I was absolutely shattered. 6 weeks into our 12 week trip, and this was the 3rd ‘accident’. I backed into a car in Broome; totally my fault through not paying attention. Then a couple of weeks later, even while watching the reverse camera and mirrors like a hawk, I reversed into a tree, doing a fair bit of damage.
I later found out the reverse camera didn’t cover the far corner of the tray, and the tree was growing sideways where I hit it, so I’d never have seen it anyway.
Now this. I sat on the railing, hands on head and wished I’d been a bit more careful. Why couldn’t I have walked past that side of the car, and paid a bit more attention? I even drove out further to make sure I cleared it, just was way out on my estimations. The unlucky thing was had it have been at any other point, the bull bar or tyre would have hit it first, but no, I had to pick the piece of pipe that stuck out further and that had to be right in the wrong position.

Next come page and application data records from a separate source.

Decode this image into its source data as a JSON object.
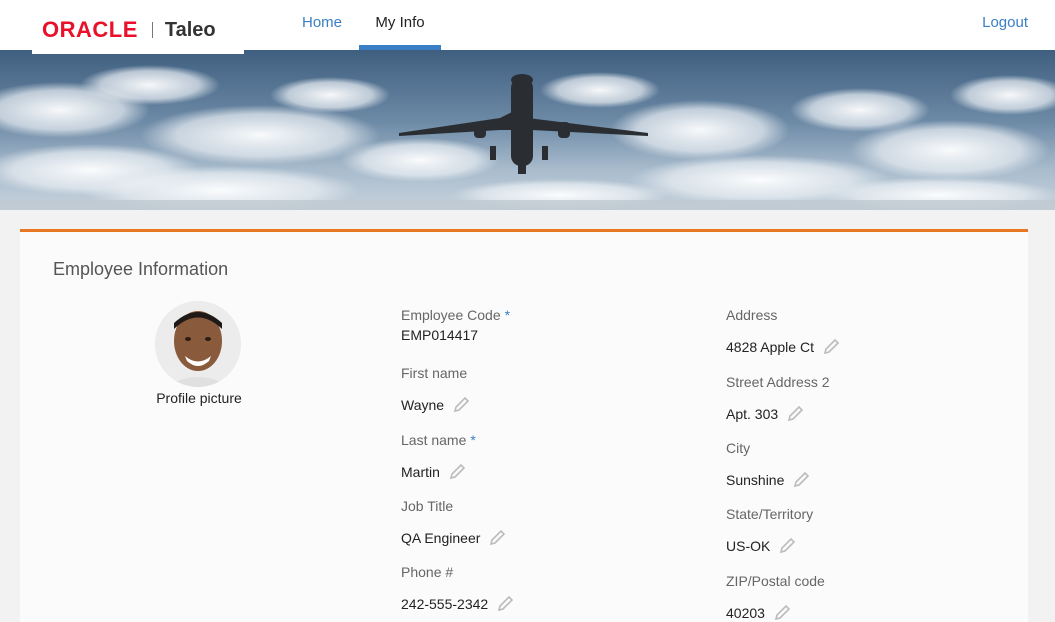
{
  "header": {
    "logo_oracle": "ORACLE",
    "logo_taleo": "Taleo",
    "nav": {
      "home": "Home",
      "my_info": "My Info",
      "logout": "Logout"
    }
  },
  "section": {
    "title": "Employee Information"
  },
  "profile": {
    "label": "Profile picture"
  },
  "fields": {
    "employee_code": {
      "label": "Employee Code",
      "required": "*",
      "value": "EMP014417"
    },
    "first_name": {
      "label": "First name",
      "value": "Wayne"
    },
    "last_name": {
      "label": "Last name",
      "required": "*",
      "value": "Martin"
    },
    "job_title": {
      "label": "Job Title",
      "value": "QA Engineer"
    },
    "phone": {
      "label": "Phone #",
      "value": "242-555-2342"
    },
    "address": {
      "label": "Address",
      "value": "4828 Apple Ct"
    },
    "street2": {
      "label": "Street Address 2",
      "value": "Apt. 303"
    },
    "city": {
      "label": "City",
      "value": "Sunshine"
    },
    "state": {
      "label": "State/Territory",
      "value": "US-OK"
    },
    "zip": {
      "label": "ZIP/Postal code",
      "value": "40203"
    }
  },
  "colors": {
    "accent": "#3a7fc6",
    "orange": "#e87722",
    "oracle_red": "#e8102a"
  }
}
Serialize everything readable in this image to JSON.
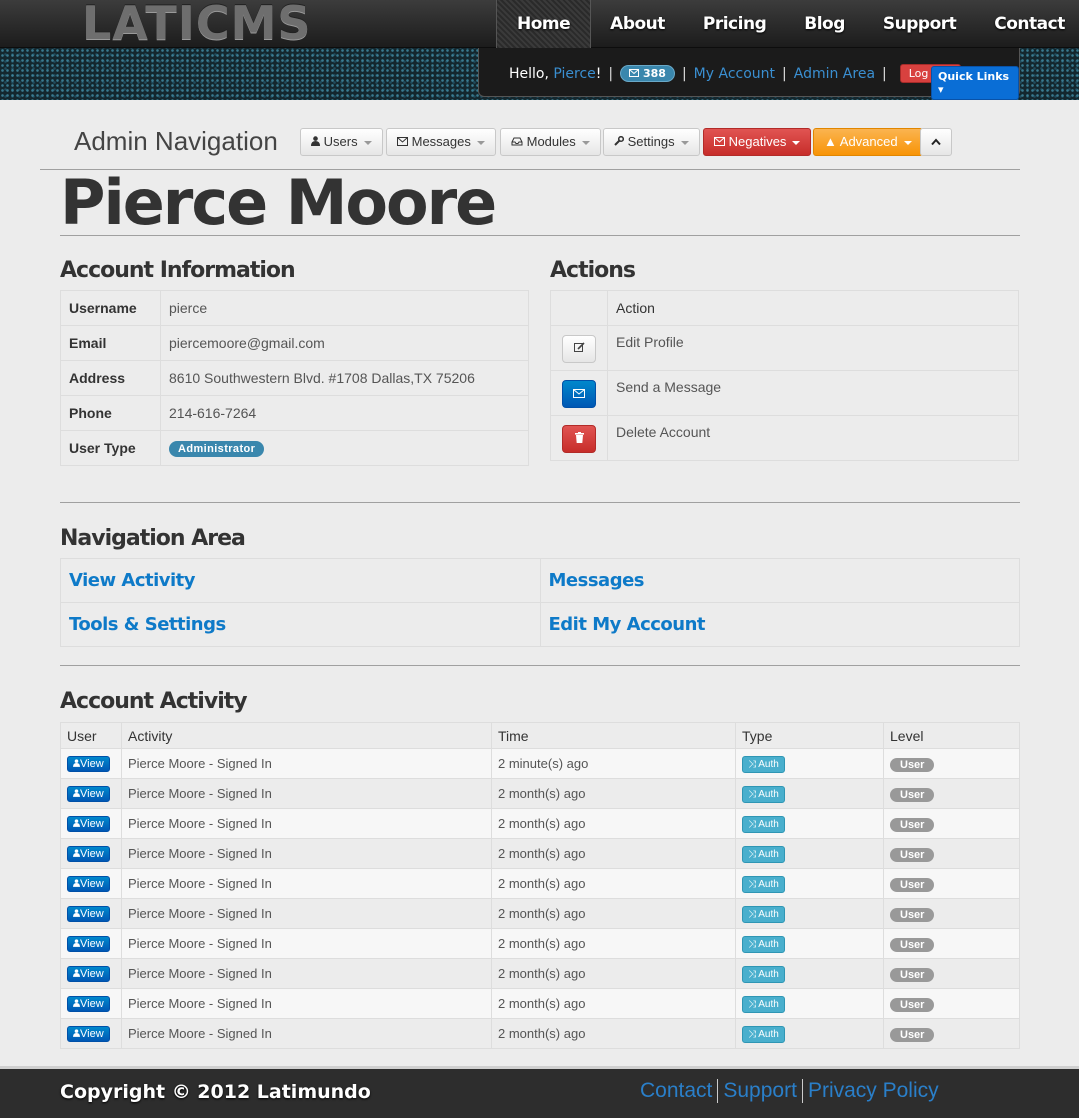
{
  "header": {
    "logo": "LATICMS",
    "nav": [
      "Home",
      "About",
      "Pricing",
      "Blog",
      "Support",
      "Contact"
    ],
    "active": "Home",
    "hello": "Hello,",
    "username": "Pierce",
    "bang": "!",
    "message_count": "388",
    "my_account": "My Account",
    "admin_area": "Admin Area",
    "logout": "Log Out",
    "quick_links": "Quick Links"
  },
  "admin_nav": {
    "title": "Admin Navigation",
    "buttons": {
      "users": "Users",
      "messages": "Messages",
      "modules": "Modules",
      "settings": "Settings",
      "negatives": "Negatives",
      "advanced": "Advanced"
    }
  },
  "page_title": "Pierce Moore",
  "account_info": {
    "title": "Account Information",
    "rows": [
      {
        "label": "Username",
        "value": "pierce"
      },
      {
        "label": "Email",
        "value": "piercemoore@gmail.com"
      },
      {
        "label": "Address",
        "value": "8610 Southwestern Blvd. #1708 Dallas,TX 75206"
      },
      {
        "label": "Phone",
        "value": "214-616-7264"
      },
      {
        "label": "User Type",
        "value": "Administrator"
      }
    ]
  },
  "actions": {
    "title": "Actions",
    "header": "Action",
    "items": [
      {
        "label": "Edit Profile",
        "icon": "edit-icon"
      },
      {
        "label": "Send a Message",
        "icon": "envelope-icon"
      },
      {
        "label": "Delete Account",
        "icon": "trash-icon"
      }
    ]
  },
  "navigation_area": {
    "title": "Navigation Area",
    "links": [
      "View Activity",
      "Messages",
      "Tools & Settings",
      "Edit My Account"
    ]
  },
  "activity": {
    "title": "Account Activity",
    "columns": [
      "User",
      "Activity",
      "Time",
      "Type",
      "Level"
    ],
    "view_label": "View",
    "type_label": "Auth",
    "level_label": "User",
    "rows": [
      {
        "activity": "Pierce Moore - Signed In",
        "time": "2 minute(s) ago"
      },
      {
        "activity": "Pierce Moore - Signed In",
        "time": "2 month(s) ago"
      },
      {
        "activity": "Pierce Moore - Signed In",
        "time": "2 month(s) ago"
      },
      {
        "activity": "Pierce Moore - Signed In",
        "time": "2 month(s) ago"
      },
      {
        "activity": "Pierce Moore - Signed In",
        "time": "2 month(s) ago"
      },
      {
        "activity": "Pierce Moore - Signed In",
        "time": "2 month(s) ago"
      },
      {
        "activity": "Pierce Moore - Signed In",
        "time": "2 month(s) ago"
      },
      {
        "activity": "Pierce Moore - Signed In",
        "time": "2 month(s) ago"
      },
      {
        "activity": "Pierce Moore - Signed In",
        "time": "2 month(s) ago"
      },
      {
        "activity": "Pierce Moore - Signed In",
        "time": "2 month(s) ago"
      }
    ]
  },
  "footer": {
    "copyright": "Copyright © 2012 Latimundo",
    "links": [
      "Contact",
      "Support",
      "Privacy Policy"
    ]
  },
  "colors": {
    "accent": "#0e7ac8",
    "danger": "#d8413f",
    "warning": "#f89406",
    "info": "#3a87ad"
  }
}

To make things even worse, Sarah’s door wouldn’t open, as it touched the panel that was bent inwards.
Feeling defeated, I set the camper trailer up, with not much said between Sarah and I. I then proceeded to pull the tools out, and unbolt the lining of the guard, to see what could be done about getting the door to open and close.
I’ve never had much to do with panel work before, and was pleased to see that the front quarter panel is only bolted in place with about 6 bolts.

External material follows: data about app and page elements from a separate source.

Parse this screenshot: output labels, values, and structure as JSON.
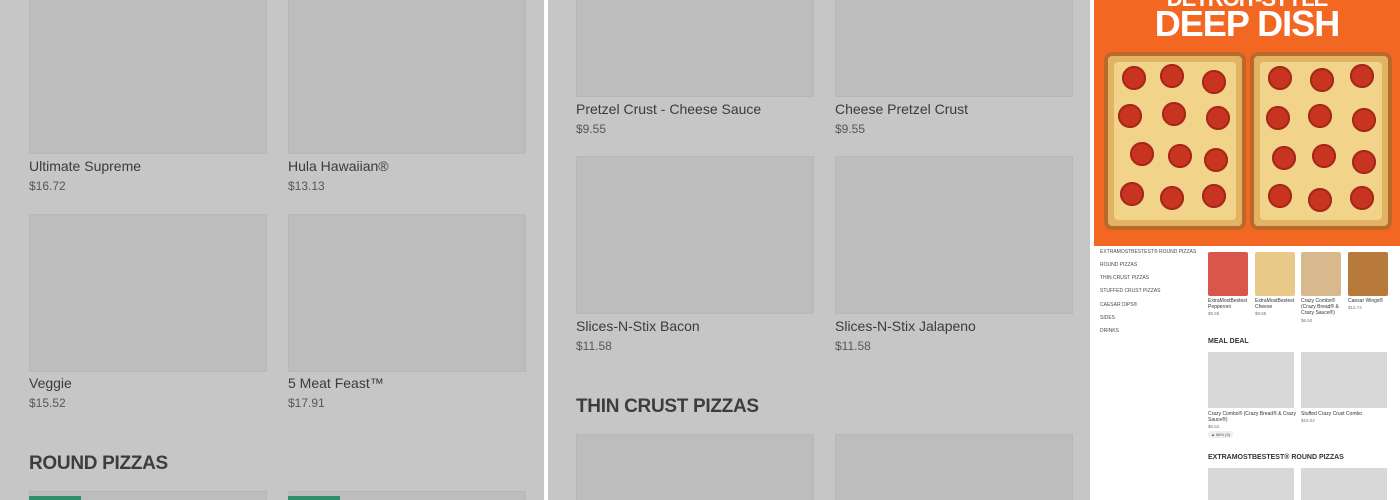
{
  "panel1": {
    "items": [
      {
        "name": "Ultimate Supreme",
        "price": "$16.72"
      },
      {
        "name": "Hula Hawaiian®",
        "price": "$13.13"
      },
      {
        "name": "Veggie",
        "price": "$15.52"
      },
      {
        "name": "5 Meat Feast™",
        "price": "$17.91"
      }
    ],
    "section_heading": "ROUND PIZZAS"
  },
  "panel2": {
    "items": [
      {
        "name": "Pretzel Crust - Cheese Sauce",
        "price": "$9.55"
      },
      {
        "name": "Cheese Pretzel Crust",
        "price": "$9.55"
      },
      {
        "name": "Slices-N-Stix Bacon",
        "price": "$11.58"
      },
      {
        "name": "Slices-N-Stix Jalapeno",
        "price": "$11.58"
      }
    ],
    "section_heading": "THIN CRUST PIZZAS"
  },
  "panel3": {
    "promo": {
      "line1": "DETROIT-STYLE",
      "line2": "DEEP DISH"
    },
    "sidebar": [
      "EXTRAMOSTBESTEST® ROUND PIZZAS",
      "ROUND PIZZAS",
      "THIN CRUST PIZZAS",
      "STUFFED CRUST PIZZAS",
      "CAESAR DIPS®",
      "SIDES",
      "DRINKS"
    ],
    "thumbs": [
      {
        "name": "ExtraMostBestest Pepperoni",
        "price": "$9.55"
      },
      {
        "name": "ExtraMostBestest Cheese",
        "price": "$9.55"
      },
      {
        "name": "Crazy Combo® (Crazy Bread® & Crazy Sauce®)",
        "price": "$6.52"
      },
      {
        "name": "Caesar Wings®",
        "price": "$12.74"
      }
    ],
    "meal_deal_heading": "MEAL DEAL",
    "meal_items": [
      {
        "name": "Crazy Combo® (Crazy Bread® & Crazy Sauce®)",
        "price": "$6.52",
        "badge": "▲ 86% (9)"
      },
      {
        "name": "Stuffed Crazy Crust Combo",
        "price": "$15.02"
      }
    ],
    "round_heading": "EXTRAMOSTBESTEST® ROUND PIZZAS"
  }
}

A bit of plier work, some strong pulls on the panel to get it out of the way and I was in luck; the door opened and closed. Even better, was no other damage was done to anything else; just the quarter panel needed replacing and it’d be as good as new.

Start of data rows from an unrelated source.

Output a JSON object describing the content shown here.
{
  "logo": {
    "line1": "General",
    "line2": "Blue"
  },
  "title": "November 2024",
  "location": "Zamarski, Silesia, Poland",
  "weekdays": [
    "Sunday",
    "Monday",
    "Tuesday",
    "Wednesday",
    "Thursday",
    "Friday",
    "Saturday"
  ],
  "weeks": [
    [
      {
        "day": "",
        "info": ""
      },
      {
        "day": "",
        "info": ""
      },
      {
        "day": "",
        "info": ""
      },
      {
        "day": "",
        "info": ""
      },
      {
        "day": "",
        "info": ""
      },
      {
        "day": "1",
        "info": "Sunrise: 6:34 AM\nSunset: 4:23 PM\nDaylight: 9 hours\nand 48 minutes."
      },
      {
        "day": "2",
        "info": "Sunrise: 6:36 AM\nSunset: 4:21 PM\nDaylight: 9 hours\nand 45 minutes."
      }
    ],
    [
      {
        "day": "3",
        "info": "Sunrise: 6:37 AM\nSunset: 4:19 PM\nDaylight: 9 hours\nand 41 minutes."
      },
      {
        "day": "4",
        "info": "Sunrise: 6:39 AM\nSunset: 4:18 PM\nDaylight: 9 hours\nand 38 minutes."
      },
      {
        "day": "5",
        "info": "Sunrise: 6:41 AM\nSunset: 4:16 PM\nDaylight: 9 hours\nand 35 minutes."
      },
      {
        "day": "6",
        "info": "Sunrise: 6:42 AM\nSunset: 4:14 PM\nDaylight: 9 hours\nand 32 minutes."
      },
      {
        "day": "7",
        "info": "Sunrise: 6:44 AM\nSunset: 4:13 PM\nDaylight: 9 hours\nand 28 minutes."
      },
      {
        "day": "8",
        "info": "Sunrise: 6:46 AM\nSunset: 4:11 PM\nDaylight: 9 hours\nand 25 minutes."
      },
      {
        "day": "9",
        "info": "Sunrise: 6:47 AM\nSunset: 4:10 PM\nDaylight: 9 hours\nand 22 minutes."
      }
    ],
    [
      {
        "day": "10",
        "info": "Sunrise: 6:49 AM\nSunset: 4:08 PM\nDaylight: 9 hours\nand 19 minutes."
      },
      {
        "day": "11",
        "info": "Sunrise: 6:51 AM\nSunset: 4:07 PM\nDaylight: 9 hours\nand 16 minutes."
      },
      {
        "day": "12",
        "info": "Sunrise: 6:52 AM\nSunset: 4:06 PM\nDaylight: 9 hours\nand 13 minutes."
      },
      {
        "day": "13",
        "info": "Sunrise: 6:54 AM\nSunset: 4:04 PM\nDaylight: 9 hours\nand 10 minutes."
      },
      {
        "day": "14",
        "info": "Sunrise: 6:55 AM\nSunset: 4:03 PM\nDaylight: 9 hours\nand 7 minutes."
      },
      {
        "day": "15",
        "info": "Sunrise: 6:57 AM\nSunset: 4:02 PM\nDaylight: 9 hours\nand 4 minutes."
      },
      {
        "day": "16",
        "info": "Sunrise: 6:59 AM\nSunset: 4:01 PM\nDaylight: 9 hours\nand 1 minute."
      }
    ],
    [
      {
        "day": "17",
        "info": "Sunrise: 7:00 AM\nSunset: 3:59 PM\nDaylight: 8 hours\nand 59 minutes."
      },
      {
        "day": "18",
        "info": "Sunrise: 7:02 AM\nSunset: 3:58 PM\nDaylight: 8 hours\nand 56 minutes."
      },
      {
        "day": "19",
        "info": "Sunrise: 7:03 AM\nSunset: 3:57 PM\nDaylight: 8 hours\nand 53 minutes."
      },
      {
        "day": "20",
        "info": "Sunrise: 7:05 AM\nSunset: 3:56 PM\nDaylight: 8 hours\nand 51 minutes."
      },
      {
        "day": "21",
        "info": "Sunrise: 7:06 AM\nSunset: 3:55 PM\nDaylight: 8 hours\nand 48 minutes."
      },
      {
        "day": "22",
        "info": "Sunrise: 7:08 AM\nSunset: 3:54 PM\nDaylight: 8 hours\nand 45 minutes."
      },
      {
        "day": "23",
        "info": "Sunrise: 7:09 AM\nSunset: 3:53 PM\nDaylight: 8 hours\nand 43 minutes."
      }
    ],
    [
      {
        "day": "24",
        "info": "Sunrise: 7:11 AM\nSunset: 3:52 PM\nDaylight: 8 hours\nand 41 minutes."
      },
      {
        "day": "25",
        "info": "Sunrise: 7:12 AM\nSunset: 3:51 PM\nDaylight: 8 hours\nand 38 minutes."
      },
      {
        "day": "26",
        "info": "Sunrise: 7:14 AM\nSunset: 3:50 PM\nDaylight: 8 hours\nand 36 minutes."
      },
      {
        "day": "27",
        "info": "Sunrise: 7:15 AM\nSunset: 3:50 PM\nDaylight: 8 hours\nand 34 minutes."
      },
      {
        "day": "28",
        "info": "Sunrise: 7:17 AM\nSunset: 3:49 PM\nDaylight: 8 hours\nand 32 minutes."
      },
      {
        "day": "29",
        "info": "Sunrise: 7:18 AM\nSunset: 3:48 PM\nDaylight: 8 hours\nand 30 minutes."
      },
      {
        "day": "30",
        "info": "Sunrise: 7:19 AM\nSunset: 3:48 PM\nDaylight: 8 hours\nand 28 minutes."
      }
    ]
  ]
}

A bit later, I’d put some bigger washers on the mud flap and bolted it all back together. It didn’t look great, but it was as good as it was going to get.
I figured there was no point doing anything about it until Perth, much like the other accident, so left it as it was.
The excess I nominated with Club 4×4 is $850, and I’d already paid one for the Broome accident, and would be paying another for the Katherine Tree accident too. I figured I’d try and replace the panel myself, without an insurance claim, and if it could be done for under $850 I’d be way ahead anyway.
The more claims you make, the more your premiums sky rocket, so it was a win win. In Perth, I scored a second hand panel for $300 (one of the reasons that white vehicles are best – easy to get panels etc) and bolted it up in under 2 hours.
Travelling Australia is amazing, but things can, and do go wrong, and you just have to roll with the punches. Looking back, we probably pushed ourselves too hard, and with Sarah being pregnant and having a soft floor camper trailer it made life harder than it needed to be.
What’s gone wrong when you’ve been travelling? How did you deal with it?